"I think the major reason for these public meetings is to make sure there's nothing detrimental taking place," Dan Smith, Kent's Economic Development Director, said.


Aside from Peachock and Smith, the only other people to attend were representatives from Mentor-based HzW Environmental, which is the consulting firm managing the environmental issues at the property. No direct representitives from the property owner, Memphis, TN based Thomas & Betts Corp., attended Wednesday night.


Smith said the next step in the brownfield grant application process will be for representatives from the city to travel to Columbus and pitch their redevelopment plans for the property to state officials. If Kent is awarded the grant money, Thomas & Betts will transfer the land to the city for $1. That would potentially kick start the property's redevelopment, and one idea is to develop the close to 18-acre property into a technology corridor in cooperation with Kent State University.

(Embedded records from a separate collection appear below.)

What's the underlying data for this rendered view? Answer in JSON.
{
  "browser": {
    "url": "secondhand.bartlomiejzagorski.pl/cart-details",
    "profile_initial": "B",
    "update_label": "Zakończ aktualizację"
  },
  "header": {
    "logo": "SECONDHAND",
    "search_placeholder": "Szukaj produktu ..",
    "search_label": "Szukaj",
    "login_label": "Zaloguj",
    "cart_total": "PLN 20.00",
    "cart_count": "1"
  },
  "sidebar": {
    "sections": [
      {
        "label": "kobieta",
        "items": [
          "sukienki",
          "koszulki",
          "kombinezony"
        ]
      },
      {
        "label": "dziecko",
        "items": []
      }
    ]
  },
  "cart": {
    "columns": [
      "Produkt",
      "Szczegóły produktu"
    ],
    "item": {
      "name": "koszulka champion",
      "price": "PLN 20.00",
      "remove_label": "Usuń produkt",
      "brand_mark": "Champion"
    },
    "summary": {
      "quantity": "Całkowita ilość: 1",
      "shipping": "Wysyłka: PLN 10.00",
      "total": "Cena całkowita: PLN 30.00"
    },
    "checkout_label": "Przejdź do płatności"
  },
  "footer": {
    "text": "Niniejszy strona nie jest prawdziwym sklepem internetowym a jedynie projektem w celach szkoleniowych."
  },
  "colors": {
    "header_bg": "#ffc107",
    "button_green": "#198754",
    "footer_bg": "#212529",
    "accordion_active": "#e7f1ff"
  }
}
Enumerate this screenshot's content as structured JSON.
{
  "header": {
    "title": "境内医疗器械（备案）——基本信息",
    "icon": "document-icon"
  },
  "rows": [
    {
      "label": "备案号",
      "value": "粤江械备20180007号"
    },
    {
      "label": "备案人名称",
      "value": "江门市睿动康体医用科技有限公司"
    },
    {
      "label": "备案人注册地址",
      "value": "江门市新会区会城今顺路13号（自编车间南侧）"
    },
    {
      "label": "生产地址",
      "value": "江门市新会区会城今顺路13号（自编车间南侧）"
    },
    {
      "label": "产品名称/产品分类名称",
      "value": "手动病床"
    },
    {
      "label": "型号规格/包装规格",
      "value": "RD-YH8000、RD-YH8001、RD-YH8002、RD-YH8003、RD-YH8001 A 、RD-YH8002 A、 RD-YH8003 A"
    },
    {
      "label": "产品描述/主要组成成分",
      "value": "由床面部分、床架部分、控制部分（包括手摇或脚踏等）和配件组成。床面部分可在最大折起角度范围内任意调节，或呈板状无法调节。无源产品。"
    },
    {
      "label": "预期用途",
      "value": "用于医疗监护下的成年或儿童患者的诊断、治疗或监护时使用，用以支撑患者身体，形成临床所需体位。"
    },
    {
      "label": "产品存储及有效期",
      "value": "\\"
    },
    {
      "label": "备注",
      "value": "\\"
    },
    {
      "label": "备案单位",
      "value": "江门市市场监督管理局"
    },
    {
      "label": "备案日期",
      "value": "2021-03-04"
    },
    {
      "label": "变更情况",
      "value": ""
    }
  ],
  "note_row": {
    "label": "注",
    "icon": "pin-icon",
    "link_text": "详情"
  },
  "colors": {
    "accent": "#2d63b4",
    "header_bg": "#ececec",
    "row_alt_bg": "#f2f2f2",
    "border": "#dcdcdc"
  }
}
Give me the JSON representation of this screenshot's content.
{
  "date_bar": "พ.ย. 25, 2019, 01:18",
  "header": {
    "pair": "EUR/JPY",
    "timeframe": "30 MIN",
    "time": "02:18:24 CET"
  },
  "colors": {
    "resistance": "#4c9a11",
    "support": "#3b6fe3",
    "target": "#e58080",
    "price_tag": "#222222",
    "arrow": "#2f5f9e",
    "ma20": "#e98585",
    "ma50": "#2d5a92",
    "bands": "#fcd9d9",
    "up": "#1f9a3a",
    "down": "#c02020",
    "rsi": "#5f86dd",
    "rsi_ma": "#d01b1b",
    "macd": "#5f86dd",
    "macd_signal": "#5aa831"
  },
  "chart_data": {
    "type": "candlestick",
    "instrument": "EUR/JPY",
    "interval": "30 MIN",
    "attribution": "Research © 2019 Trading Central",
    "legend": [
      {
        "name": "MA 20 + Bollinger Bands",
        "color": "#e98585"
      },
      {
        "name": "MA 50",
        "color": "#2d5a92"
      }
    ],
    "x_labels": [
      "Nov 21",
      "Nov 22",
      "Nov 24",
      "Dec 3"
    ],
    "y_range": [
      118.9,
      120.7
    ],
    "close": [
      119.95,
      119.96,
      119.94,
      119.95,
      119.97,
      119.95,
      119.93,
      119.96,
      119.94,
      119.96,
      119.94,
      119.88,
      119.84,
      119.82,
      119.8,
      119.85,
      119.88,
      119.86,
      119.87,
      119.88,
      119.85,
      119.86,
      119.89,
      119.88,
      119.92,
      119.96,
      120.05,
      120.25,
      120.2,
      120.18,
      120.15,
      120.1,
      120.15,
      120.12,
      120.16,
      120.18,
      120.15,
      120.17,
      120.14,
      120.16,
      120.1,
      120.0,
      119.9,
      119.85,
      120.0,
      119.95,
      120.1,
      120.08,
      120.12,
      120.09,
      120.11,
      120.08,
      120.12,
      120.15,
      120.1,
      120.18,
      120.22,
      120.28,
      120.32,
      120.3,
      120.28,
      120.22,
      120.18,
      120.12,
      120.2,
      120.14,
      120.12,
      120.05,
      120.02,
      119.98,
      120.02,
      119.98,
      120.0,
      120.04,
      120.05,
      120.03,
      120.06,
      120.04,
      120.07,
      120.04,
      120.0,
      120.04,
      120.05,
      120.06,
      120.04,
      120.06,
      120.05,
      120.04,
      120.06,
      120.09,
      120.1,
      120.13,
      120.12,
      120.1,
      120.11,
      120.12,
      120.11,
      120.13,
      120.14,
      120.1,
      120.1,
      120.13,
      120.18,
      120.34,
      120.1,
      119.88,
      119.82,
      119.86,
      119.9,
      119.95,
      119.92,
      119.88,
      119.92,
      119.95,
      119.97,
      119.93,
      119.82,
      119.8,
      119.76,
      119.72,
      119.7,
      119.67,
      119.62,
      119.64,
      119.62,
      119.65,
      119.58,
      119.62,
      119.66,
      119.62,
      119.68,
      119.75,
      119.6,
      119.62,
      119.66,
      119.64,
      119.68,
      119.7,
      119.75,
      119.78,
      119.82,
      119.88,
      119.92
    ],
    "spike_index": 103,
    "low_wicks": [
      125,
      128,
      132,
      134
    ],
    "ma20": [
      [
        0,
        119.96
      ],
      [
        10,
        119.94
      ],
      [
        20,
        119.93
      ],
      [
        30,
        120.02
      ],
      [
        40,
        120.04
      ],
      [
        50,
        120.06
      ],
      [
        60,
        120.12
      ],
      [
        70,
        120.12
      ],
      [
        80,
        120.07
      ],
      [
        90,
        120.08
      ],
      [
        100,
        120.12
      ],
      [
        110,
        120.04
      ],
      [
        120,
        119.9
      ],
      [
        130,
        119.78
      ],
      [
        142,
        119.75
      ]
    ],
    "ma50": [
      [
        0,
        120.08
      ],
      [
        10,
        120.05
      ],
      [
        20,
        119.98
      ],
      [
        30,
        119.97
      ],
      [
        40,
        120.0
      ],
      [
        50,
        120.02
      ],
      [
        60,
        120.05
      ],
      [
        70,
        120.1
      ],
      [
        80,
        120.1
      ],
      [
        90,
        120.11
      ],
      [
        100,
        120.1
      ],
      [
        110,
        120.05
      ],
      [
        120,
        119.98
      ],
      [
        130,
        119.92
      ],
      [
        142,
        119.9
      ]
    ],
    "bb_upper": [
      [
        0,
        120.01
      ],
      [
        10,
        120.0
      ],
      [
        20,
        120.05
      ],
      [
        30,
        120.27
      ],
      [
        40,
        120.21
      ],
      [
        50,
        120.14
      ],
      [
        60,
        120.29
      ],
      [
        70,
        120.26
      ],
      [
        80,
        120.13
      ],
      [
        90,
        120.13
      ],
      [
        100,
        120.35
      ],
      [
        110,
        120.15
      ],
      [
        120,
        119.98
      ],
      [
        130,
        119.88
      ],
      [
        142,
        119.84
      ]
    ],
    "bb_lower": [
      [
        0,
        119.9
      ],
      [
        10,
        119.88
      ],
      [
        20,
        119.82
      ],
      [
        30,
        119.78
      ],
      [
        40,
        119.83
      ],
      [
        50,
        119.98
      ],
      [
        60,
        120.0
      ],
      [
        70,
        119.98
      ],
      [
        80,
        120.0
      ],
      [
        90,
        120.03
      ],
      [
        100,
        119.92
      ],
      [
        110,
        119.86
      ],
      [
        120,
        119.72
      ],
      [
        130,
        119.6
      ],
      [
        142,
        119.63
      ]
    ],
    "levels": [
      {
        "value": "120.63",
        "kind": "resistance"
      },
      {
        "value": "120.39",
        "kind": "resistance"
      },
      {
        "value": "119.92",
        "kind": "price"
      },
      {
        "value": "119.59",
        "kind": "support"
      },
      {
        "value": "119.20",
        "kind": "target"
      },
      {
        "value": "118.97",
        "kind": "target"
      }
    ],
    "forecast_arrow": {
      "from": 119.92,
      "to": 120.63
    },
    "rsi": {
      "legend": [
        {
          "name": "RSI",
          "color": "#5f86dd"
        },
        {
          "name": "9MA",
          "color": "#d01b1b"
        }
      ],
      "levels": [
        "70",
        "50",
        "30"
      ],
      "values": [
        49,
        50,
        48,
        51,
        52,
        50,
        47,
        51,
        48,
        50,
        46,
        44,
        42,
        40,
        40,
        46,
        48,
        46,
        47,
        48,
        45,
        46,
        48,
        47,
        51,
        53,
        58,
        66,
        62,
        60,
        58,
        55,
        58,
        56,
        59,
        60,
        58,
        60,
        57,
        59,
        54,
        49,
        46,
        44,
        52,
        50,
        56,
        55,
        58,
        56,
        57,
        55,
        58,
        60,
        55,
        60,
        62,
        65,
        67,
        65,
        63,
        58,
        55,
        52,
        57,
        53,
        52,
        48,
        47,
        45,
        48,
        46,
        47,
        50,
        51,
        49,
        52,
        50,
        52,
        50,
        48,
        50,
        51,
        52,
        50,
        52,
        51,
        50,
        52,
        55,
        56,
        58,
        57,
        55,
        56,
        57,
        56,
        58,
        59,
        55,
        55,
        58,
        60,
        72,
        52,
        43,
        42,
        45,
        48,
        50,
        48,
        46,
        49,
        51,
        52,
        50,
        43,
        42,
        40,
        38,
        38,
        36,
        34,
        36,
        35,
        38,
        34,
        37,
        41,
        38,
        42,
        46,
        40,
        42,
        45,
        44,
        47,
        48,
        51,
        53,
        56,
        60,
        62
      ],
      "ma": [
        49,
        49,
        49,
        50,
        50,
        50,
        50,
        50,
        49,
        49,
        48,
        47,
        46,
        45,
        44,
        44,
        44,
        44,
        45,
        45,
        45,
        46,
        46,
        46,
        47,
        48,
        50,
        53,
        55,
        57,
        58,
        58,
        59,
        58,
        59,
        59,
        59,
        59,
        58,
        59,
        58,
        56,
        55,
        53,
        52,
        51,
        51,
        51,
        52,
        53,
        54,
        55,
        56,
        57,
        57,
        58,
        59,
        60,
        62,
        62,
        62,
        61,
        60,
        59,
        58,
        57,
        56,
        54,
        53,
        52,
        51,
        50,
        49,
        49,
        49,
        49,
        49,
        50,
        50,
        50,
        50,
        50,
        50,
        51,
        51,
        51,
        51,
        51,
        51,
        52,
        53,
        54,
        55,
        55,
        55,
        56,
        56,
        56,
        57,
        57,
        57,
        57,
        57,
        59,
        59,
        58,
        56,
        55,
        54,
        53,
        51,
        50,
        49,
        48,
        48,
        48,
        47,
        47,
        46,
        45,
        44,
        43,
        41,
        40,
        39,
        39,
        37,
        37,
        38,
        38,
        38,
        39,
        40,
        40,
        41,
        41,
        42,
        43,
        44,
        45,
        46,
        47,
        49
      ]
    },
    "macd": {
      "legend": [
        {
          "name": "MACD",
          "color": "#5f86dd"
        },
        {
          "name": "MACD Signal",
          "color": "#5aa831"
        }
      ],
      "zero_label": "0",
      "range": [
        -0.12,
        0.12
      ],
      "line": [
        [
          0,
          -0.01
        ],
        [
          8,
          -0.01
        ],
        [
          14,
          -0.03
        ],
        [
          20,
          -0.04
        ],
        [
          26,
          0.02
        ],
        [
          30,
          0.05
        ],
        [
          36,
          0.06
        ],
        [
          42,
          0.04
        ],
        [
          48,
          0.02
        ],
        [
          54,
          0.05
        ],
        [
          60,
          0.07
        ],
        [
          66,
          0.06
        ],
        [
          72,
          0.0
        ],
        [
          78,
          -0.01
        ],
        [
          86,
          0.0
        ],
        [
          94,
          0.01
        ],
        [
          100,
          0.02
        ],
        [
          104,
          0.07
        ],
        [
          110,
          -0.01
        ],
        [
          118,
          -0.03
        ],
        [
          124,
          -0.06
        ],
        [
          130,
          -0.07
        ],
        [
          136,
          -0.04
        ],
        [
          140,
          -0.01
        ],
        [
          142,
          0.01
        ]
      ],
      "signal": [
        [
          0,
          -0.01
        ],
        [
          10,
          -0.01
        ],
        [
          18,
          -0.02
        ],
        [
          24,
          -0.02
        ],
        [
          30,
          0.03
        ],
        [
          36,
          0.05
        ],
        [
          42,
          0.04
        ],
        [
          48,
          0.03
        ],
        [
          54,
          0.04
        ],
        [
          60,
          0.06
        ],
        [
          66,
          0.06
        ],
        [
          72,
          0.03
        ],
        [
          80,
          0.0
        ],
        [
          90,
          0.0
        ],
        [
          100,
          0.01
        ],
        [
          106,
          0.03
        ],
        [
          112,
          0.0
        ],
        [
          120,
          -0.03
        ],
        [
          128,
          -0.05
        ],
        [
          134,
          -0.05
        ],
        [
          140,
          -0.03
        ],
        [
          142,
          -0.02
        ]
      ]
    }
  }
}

Matt Knecht, president of HzW, said the bulk of the grant money — as much as $925,000 — would be used to fix the underground chemical containment system that's leaching contaminants into groundwater, which is then migrating off the property and towards the river.


Knecht said the soil on the property meets EPA standards for human contact.


"It's the groundwater on the site that needs addressed," Knecht said. "The primary groundwater problem at the site is associated with the (former) oil lagoons at the south end of the site. We're concerned about that groundwater going into the river … and that is what we want to stop.”


The problem with the property is an underground, clay “slurry wall” that was built in 2005 to try and seal in the remains of five former open-air oil lagoons that were used by various manufacturers at the property throughout the early and mid 1900s. HzW and Ohio EPA officials surmised this year that the slurry wall containment system had failed after groundwater test wells on the property showed increased levels of contaminants . The slurry wall is not directly visible, but it encompasses about two grassy acres at the southern end of the property.


The Clean Ohio Fund grant award, which usually requires a local match or expense on the receiving community's behalf, would not cost Kent any money out-of-pocket. Thomas & Betts has already spent about $2 million cleaning the property, including the demolition of the former RB&W plant, and that money can be used as the local match for the grant.


“They made a commitment to clean up the property and did a large portion of it,” Knecht said. “We're in the home stretch of the clean-up.”


Smith said this land and it's potential for redevelopment is a perfect example of what the Clean Ohio Fund money is designed for.


“We would like to see that become a technology park,” he said.

Return to Top



Powered by Vocus